→ Records provided
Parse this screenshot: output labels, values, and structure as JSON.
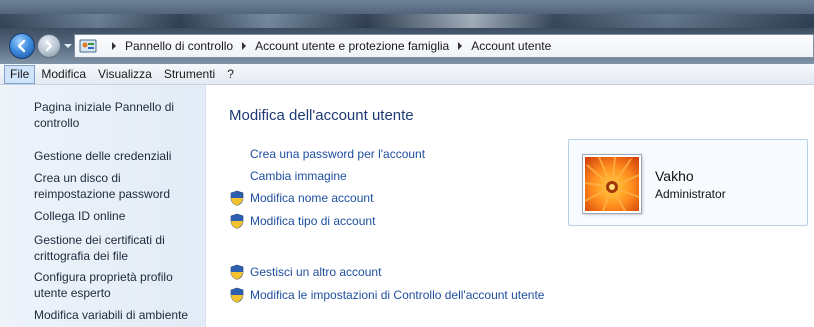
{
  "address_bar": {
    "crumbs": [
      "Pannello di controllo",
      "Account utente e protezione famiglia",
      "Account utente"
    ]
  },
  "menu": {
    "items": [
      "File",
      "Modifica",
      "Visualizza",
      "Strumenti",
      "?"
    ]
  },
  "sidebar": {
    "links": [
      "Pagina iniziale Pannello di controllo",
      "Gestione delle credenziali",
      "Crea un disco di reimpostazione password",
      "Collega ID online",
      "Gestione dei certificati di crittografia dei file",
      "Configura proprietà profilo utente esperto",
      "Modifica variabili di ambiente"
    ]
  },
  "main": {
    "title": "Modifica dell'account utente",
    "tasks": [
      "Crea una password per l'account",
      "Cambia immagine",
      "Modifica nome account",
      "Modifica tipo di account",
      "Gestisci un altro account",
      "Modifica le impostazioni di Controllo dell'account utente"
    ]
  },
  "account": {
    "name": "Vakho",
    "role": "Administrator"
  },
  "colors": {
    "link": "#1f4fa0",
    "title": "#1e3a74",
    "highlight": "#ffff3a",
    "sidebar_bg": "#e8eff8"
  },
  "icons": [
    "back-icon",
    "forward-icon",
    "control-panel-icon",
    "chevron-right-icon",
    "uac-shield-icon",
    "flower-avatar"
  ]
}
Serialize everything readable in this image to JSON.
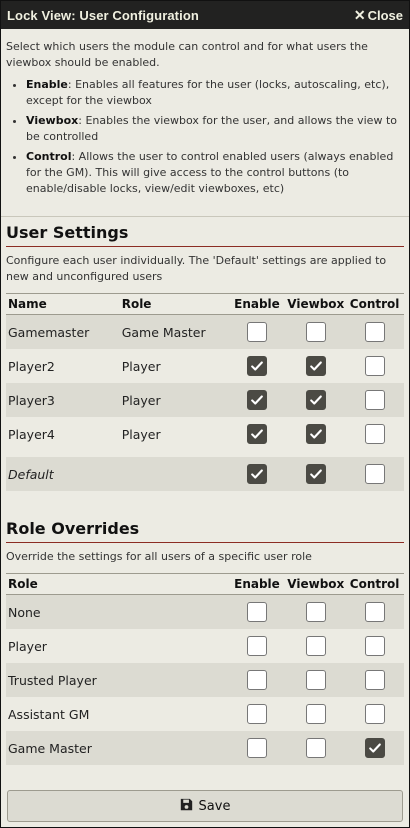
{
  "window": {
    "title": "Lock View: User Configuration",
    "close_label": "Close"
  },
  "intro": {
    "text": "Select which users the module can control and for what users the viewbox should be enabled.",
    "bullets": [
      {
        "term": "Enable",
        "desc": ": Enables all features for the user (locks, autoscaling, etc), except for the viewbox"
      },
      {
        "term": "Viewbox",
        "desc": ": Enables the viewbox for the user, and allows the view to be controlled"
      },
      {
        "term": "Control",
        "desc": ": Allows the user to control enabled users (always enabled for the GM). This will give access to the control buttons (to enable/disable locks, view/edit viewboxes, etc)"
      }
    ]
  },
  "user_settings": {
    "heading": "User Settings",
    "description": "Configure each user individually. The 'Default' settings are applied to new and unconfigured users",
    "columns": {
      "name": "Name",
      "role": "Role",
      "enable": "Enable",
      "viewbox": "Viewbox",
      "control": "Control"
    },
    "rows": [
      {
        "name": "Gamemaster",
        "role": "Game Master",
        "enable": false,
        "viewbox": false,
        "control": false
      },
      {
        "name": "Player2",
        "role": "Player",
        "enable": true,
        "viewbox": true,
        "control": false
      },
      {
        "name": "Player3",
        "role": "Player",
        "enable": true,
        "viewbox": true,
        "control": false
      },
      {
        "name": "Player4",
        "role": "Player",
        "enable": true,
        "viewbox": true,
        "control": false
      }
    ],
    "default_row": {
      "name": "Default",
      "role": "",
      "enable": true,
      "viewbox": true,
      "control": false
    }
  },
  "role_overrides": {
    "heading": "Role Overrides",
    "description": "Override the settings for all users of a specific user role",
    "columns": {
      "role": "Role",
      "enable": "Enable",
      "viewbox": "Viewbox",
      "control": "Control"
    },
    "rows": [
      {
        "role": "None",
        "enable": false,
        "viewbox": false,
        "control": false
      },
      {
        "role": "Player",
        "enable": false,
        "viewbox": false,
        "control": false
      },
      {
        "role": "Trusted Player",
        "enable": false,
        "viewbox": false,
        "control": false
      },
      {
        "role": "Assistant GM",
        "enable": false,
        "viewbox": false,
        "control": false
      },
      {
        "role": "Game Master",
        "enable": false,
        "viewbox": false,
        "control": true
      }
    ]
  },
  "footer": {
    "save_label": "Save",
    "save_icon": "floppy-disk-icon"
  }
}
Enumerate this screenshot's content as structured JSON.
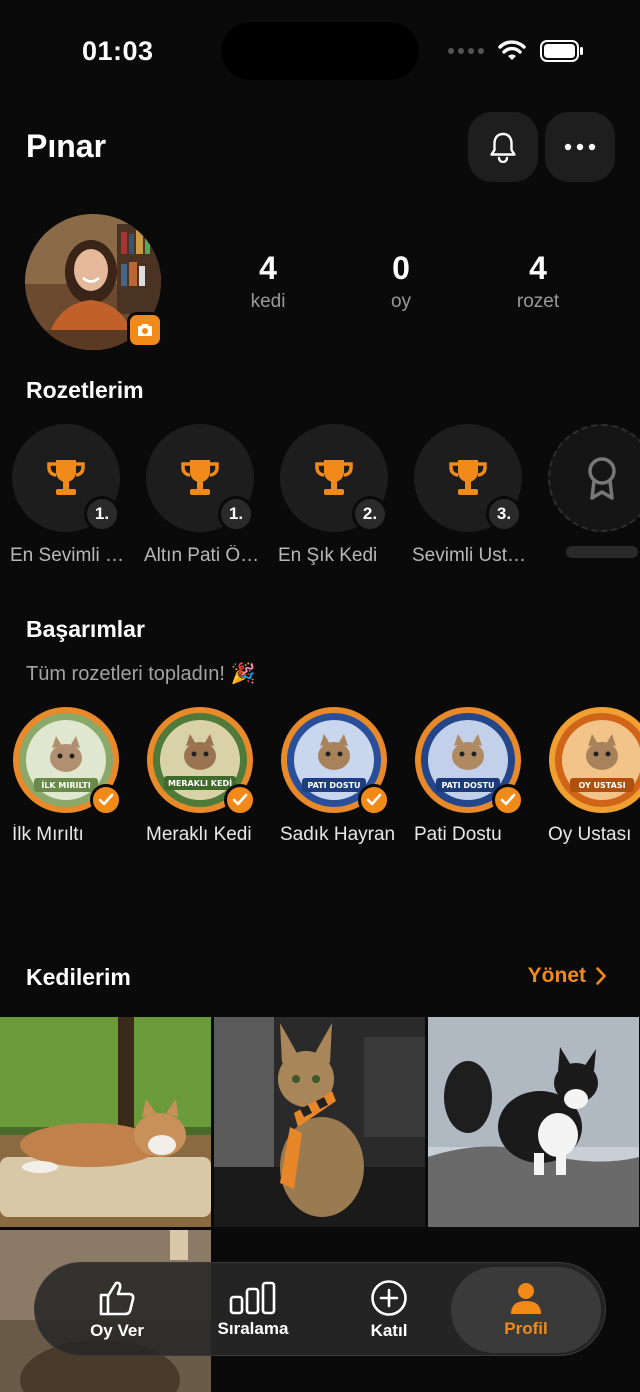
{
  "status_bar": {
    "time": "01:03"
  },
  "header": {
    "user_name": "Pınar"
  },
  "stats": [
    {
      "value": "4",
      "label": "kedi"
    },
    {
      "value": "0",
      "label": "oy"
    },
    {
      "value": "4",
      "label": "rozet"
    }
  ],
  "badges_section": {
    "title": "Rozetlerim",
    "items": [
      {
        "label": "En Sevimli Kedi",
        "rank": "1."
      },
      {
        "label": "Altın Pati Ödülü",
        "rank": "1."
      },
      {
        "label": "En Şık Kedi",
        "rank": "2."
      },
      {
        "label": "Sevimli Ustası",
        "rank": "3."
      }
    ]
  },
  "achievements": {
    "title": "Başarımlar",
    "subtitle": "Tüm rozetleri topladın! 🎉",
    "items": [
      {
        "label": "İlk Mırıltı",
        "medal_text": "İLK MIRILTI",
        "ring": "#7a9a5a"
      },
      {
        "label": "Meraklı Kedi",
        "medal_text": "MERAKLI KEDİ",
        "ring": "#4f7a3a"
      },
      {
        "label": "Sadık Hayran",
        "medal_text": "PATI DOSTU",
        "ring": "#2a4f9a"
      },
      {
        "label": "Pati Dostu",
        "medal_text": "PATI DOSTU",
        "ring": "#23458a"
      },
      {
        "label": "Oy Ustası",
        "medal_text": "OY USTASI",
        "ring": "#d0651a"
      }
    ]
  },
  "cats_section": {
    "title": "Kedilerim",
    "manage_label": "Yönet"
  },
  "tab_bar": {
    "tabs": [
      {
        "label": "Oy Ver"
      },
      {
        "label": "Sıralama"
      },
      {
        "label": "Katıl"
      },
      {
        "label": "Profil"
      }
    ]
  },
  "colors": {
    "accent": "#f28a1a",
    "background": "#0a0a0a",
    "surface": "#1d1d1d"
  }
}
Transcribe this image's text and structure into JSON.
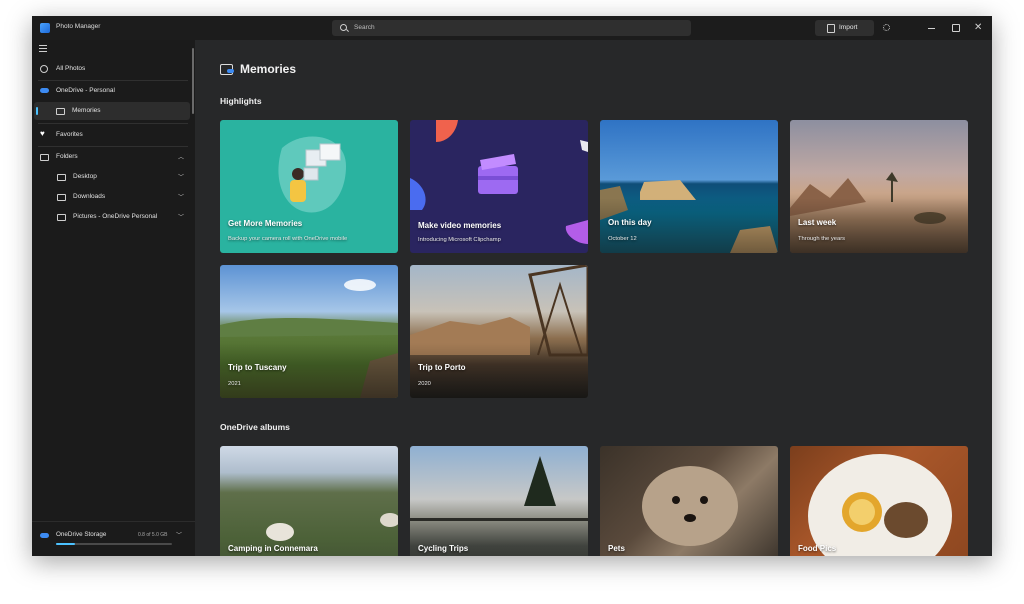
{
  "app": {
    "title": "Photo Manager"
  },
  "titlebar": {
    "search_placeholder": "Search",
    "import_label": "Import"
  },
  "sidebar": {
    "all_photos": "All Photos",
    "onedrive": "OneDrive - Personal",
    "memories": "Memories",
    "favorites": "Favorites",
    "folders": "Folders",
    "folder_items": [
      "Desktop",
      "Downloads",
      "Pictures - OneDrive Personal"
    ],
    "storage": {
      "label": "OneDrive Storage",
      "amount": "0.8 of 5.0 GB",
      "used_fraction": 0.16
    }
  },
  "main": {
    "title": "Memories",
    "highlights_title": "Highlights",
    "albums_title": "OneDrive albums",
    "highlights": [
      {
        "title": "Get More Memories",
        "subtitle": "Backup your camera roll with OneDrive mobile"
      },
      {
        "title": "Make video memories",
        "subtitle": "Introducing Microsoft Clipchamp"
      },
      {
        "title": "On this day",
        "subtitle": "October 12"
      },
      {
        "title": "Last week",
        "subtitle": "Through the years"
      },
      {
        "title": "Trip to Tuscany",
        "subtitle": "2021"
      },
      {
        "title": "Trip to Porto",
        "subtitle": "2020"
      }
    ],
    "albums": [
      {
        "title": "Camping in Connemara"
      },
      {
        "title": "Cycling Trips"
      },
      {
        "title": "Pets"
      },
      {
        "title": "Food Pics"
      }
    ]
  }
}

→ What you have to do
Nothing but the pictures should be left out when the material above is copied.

→ Result for this exercise
Parse this screenshot: output labels, values, and structure as JSON.
{
  "address_bar": {
    "crumbs": [
      "Pannello di controllo",
      "Account utente e protezione famiglia",
      "Account utente"
    ]
  },
  "menu": {
    "items": [
      "File",
      "Modifica",
      "Visualizza",
      "Strumenti",
      "?"
    ]
  },
  "sidebar": {
    "links": [
      "Pagina iniziale Pannello di controllo",
      "Gestione delle credenziali",
      "Crea un disco di reimpostazione password",
      "Collega ID online",
      "Gestione dei certificati di crittografia dei file",
      "Configura proprietà profilo utente esperto",
      "Modifica variabili di ambiente"
    ]
  },
  "main": {
    "title": "Modifica dell'account utente",
    "tasks": [
      "Crea una password per l'account",
      "Cambia immagine",
      "Modifica nome account",
      "Modifica tipo di account",
      "Gestisci un altro account",
      "Modifica le impostazioni di Controllo dell'account utente"
    ]
  },
  "account": {
    "name": "Vakho",
    "role": "Administrator"
  },
  "colors": {
    "link": "#1f4fa0",
    "title": "#1e3a74",
    "highlight": "#ffff3a",
    "sidebar_bg": "#e8eff8"
  },
  "icons": [
    "back-icon",
    "forward-icon",
    "control-panel-icon",
    "chevron-right-icon",
    "uac-shield-icon",
    "flower-avatar"
  ]
}
Serialize everything readable in this image to JSON.
{
  "window": {
    "title": "Lock View: User Configuration",
    "close_label": "Close"
  },
  "intro": {
    "text": "Select which users the module can control and for what users the viewbox should be enabled.",
    "bullets": [
      {
        "term": "Enable",
        "desc": ": Enables all features for the user (locks, autoscaling, etc), except for the viewbox"
      },
      {
        "term": "Viewbox",
        "desc": ": Enables the viewbox for the user, and allows the view to be controlled"
      },
      {
        "term": "Control",
        "desc": ": Allows the user to control enabled users (always enabled for the GM). This will give access to the control buttons (to enable/disable locks, view/edit viewboxes, etc)"
      }
    ]
  },
  "user_settings": {
    "heading": "User Settings",
    "description": "Configure each user individually. The 'Default' settings are applied to new and unconfigured users",
    "columns": {
      "name": "Name",
      "role": "Role",
      "enable": "Enable",
      "viewbox": "Viewbox",
      "control": "Control"
    },
    "rows": [
      {
        "name": "Gamemaster",
        "role": "Game Master",
        "enable": false,
        "viewbox": false,
        "control": false
      },
      {
        "name": "Player2",
        "role": "Player",
        "enable": true,
        "viewbox": true,
        "control": false
      },
      {
        "name": "Player3",
        "role": "Player",
        "enable": true,
        "viewbox": true,
        "control": false
      },
      {
        "name": "Player4",
        "role": "Player",
        "enable": true,
        "viewbox": true,
        "control": false
      }
    ],
    "default_row": {
      "name": "Default",
      "role": "",
      "enable": true,
      "viewbox": true,
      "control": false
    }
  },
  "role_overrides": {
    "heading": "Role Overrides",
    "description": "Override the settings for all users of a specific user role",
    "columns": {
      "role": "Role",
      "enable": "Enable",
      "viewbox": "Viewbox",
      "control": "Control"
    },
    "rows": [
      {
        "role": "None",
        "enable": false,
        "viewbox": false,
        "control": false
      },
      {
        "role": "Player",
        "enable": false,
        "viewbox": false,
        "control": false
      },
      {
        "role": "Trusted Player",
        "enable": false,
        "viewbox": false,
        "control": false
      },
      {
        "role": "Assistant GM",
        "enable": false,
        "viewbox": false,
        "control": false
      },
      {
        "role": "Game Master",
        "enable": false,
        "viewbox": false,
        "control": true
      }
    ]
  },
  "footer": {
    "save_label": "Save",
    "save_icon": "floppy-disk-icon"
  }
}
Enumerate this screenshot's content as structured JSON.
{
  "status_bar": {
    "time": "01:03"
  },
  "header": {
    "user_name": "Pınar"
  },
  "stats": [
    {
      "value": "4",
      "label": "kedi"
    },
    {
      "value": "0",
      "label": "oy"
    },
    {
      "value": "4",
      "label": "rozet"
    }
  ],
  "badges_section": {
    "title": "Rozetlerim",
    "items": [
      {
        "label": "En Sevimli Kedi",
        "rank": "1."
      },
      {
        "label": "Altın Pati Ödülü",
        "rank": "1."
      },
      {
        "label": "En Şık Kedi",
        "rank": "2."
      },
      {
        "label": "Sevimli Ustası",
        "rank": "3."
      }
    ]
  },
  "achievements": {
    "title": "Başarımlar",
    "subtitle": "Tüm rozetleri topladın! 🎉",
    "items": [
      {
        "label": "İlk Mırıltı",
        "medal_text": "İLK MIRILTI",
        "ring": "#7a9a5a"
      },
      {
        "label": "Meraklı Kedi",
        "medal_text": "MERAKLI KEDİ",
        "ring": "#4f7a3a"
      },
      {
        "label": "Sadık Hayran",
        "medal_text": "PATI DOSTU",
        "ring": "#2a4f9a"
      },
      {
        "label": "Pati Dostu",
        "medal_text": "PATI DOSTU",
        "ring": "#23458a"
      },
      {
        "label": "Oy Ustası",
        "medal_text": "OY USTASI",
        "ring": "#d0651a"
      }
    ]
  },
  "cats_section": {
    "title": "Kedilerim",
    "manage_label": "Yönet"
  },
  "tab_bar": {
    "tabs": [
      {
        "label": "Oy Ver"
      },
      {
        "label": "Sıralama"
      },
      {
        "label": "Katıl"
      },
      {
        "label": "Profil"
      }
    ]
  },
  "colors": {
    "accent": "#f28a1a",
    "background": "#0a0a0a",
    "surface": "#1d1d1d"
  }
}
Transcribe this image's text and structure into JSON.
{
  "app": {
    "title": "Photo Manager"
  },
  "titlebar": {
    "search_placeholder": "Search",
    "import_label": "Import"
  },
  "sidebar": {
    "all_photos": "All Photos",
    "onedrive": "OneDrive - Personal",
    "memories": "Memories",
    "favorites": "Favorites",
    "folders": "Folders",
    "folder_items": [
      "Desktop",
      "Downloads",
      "Pictures - OneDrive Personal"
    ],
    "storage": {
      "label": "OneDrive Storage",
      "amount": "0.8 of 5.0 GB",
      "used_fraction": 0.16
    }
  },
  "main": {
    "title": "Memories",
    "highlights_title": "Highlights",
    "albums_title": "OneDrive albums",
    "highlights": [
      {
        "title": "Get More Memories",
        "subtitle": "Backup your camera roll with OneDrive mobile"
      },
      {
        "title": "Make video memories",
        "subtitle": "Introducing Microsoft Clipchamp"
      },
      {
        "title": "On this day",
        "subtitle": "October 12"
      },
      {
        "title": "Last week",
        "subtitle": "Through the years"
      },
      {
        "title": "Trip to Tuscany",
        "subtitle": "2021"
      },
      {
        "title": "Trip to Porto",
        "subtitle": "2020"
      }
    ],
    "albums": [
      {
        "title": "Camping in Connemara"
      },
      {
        "title": "Cycling Trips"
      },
      {
        "title": "Pets"
      },
      {
        "title": "Food Pics"
      }
    ]
  }
}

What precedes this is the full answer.